Farid is under 30 but has to support his retired father, an elderly mother and several young brothers. He worked as a porter, a travelling salesman and a security guard at a Casablanca building but ended up jobless. One day, a friend proposed that he accompany him to a garbage dump. Everything has a use, his friend explained.
He took the advice and went into business. “Now I keep everything I find until someone comes along to buy it,” Shaab says.
“I pick up glass containers, and then wash and clean them to offer in the market,” he tells Magharebia. “The price is very low but it is significant for me, because I do not want to remain idle and complain about my condition.”
“Perhaps one day I may have to resort to other means to get money, but for now, I prefer working out here.

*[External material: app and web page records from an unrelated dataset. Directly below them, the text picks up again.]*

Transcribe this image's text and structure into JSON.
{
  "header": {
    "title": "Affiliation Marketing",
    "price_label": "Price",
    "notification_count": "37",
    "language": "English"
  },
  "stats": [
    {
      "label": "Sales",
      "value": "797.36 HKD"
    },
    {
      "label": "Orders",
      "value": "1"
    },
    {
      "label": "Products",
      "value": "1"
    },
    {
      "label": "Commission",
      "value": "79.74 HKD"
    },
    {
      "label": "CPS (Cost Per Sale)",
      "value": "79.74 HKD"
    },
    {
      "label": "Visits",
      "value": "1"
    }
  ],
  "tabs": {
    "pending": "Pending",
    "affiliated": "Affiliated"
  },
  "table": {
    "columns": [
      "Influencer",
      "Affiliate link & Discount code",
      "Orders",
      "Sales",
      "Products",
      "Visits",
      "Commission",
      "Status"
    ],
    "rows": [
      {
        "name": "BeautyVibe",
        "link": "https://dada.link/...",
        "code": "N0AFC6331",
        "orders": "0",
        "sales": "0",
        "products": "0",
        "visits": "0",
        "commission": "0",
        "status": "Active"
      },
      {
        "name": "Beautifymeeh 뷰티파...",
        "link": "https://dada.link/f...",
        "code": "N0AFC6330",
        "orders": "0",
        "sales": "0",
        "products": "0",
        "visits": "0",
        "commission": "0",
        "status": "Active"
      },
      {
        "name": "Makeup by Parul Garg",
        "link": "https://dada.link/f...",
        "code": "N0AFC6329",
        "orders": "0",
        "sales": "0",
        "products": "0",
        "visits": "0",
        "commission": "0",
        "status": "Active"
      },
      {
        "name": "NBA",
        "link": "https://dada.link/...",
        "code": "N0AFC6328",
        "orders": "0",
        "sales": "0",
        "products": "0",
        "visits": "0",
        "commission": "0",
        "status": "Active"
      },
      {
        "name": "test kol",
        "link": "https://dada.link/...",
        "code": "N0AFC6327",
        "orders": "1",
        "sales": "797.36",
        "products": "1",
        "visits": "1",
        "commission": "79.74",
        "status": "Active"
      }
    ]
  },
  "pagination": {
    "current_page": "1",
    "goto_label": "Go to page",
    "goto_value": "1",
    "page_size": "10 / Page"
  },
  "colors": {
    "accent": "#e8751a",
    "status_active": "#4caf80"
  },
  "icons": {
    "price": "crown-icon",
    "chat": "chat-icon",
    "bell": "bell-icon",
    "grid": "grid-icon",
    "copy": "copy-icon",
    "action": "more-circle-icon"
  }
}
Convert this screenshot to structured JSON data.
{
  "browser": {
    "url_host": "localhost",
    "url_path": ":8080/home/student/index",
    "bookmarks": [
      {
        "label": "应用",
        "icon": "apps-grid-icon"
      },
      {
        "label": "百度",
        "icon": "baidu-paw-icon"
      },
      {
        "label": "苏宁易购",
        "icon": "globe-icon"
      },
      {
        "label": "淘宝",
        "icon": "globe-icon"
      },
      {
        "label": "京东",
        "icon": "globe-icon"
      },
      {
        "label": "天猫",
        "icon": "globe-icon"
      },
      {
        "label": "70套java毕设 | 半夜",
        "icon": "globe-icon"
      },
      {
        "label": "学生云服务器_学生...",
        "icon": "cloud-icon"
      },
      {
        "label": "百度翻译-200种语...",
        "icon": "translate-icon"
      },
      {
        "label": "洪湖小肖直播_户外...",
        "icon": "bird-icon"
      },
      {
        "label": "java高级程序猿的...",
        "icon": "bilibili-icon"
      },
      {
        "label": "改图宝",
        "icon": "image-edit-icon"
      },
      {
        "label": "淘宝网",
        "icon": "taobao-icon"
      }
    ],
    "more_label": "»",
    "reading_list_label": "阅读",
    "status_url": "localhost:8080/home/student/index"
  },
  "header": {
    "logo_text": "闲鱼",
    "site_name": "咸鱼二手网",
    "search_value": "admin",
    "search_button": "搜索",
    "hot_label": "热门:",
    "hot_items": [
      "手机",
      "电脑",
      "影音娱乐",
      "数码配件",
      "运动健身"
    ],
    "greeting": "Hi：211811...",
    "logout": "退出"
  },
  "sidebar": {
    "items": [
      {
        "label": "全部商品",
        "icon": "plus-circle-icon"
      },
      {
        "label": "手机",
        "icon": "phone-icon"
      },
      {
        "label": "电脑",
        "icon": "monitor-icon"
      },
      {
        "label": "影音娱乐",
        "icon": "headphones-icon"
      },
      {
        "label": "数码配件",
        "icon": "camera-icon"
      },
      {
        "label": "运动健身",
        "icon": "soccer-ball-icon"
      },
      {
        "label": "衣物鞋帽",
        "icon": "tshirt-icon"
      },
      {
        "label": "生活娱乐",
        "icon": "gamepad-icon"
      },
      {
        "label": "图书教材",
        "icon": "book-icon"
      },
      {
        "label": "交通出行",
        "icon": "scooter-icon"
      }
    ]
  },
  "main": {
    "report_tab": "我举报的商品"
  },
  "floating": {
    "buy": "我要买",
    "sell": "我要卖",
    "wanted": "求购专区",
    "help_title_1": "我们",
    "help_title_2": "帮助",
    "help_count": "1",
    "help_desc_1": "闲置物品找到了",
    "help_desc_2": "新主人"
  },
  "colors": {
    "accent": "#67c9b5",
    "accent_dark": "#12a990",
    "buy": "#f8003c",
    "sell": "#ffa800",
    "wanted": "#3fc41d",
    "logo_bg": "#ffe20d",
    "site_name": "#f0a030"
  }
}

My joy is great when someone finds exactly what he is looking for,” he says with a broad smile.
A woman haggles over an outdated juice machine without a cover, while another holds an old alarm clock. It still has numbers and clock hands, but she and the seller go back and forth over her demand for a reduction in price. After all, she says, it may continue to work or break after a couple days. There’s no way to tell until she gets it home.
The scrap market is not only frequented by the poor. Citizens from all social circles come here because they may not find what they need anywhere else.
“Necessity is the mother of invention,” says merchant Ibrahim Guidoum. “You find young people looking for a specific item. They may not know what it’s called, but they know it as soon as they see it.”
He adds: “Those who frequent the scrap metal sellers are trying to find wires, devices, tools – all the old home necessities they can’t find in shops, or where the spare part cost is too high.”
Rabia, an employee, says she goes to the junk market without embarrassment, to find something valuable at a low price, or a piece suitable to fix a kitchen appliance.
“I’m obsessed with frequenting these haphazard spaces,” Rabia tells Magharebia. “They give me the pleasure of shopping and digging and searching for what is rare.”
A recent study commissioned by the Ministry of Trade revealed that Morocco has 238,000 street vendors, 90% of whom are men. And since some 70% of them never went beyond primary school, their employment options are limited.
Abdul Razzaq is like many of his peers who sell goods on the street. He was in desperate need of a job, but doors closed in his face and he nearly lost hope in life. Then his uncle suggested he accompany him to the market.
Within a year, he had absorbed the secrets of the profession and become self-reliant through the collection and resale of junk and scrap metal.
The Moroccan government is paying particular attention to helping these itinerant merchants. Economic Affairs Minister Nizar Baraka told Magharebia that help is on the horizon: “The main thing is to bring about a transition from the informal to the formal sector, that’s what needs to happen.”
Local authorities, meanwhile, have been working to regulate Moroccan street vendors within special areas, Abdul Razzaq says.
“They’ve been showing a kind of indulgence recently, as if they understand our situation and our unemployment,” he says.
“We hope to get a permanent space,” the young scrap salesman says. “That would help us earn a livelihood without resorting to begging or theft or falling into problems we can do without.”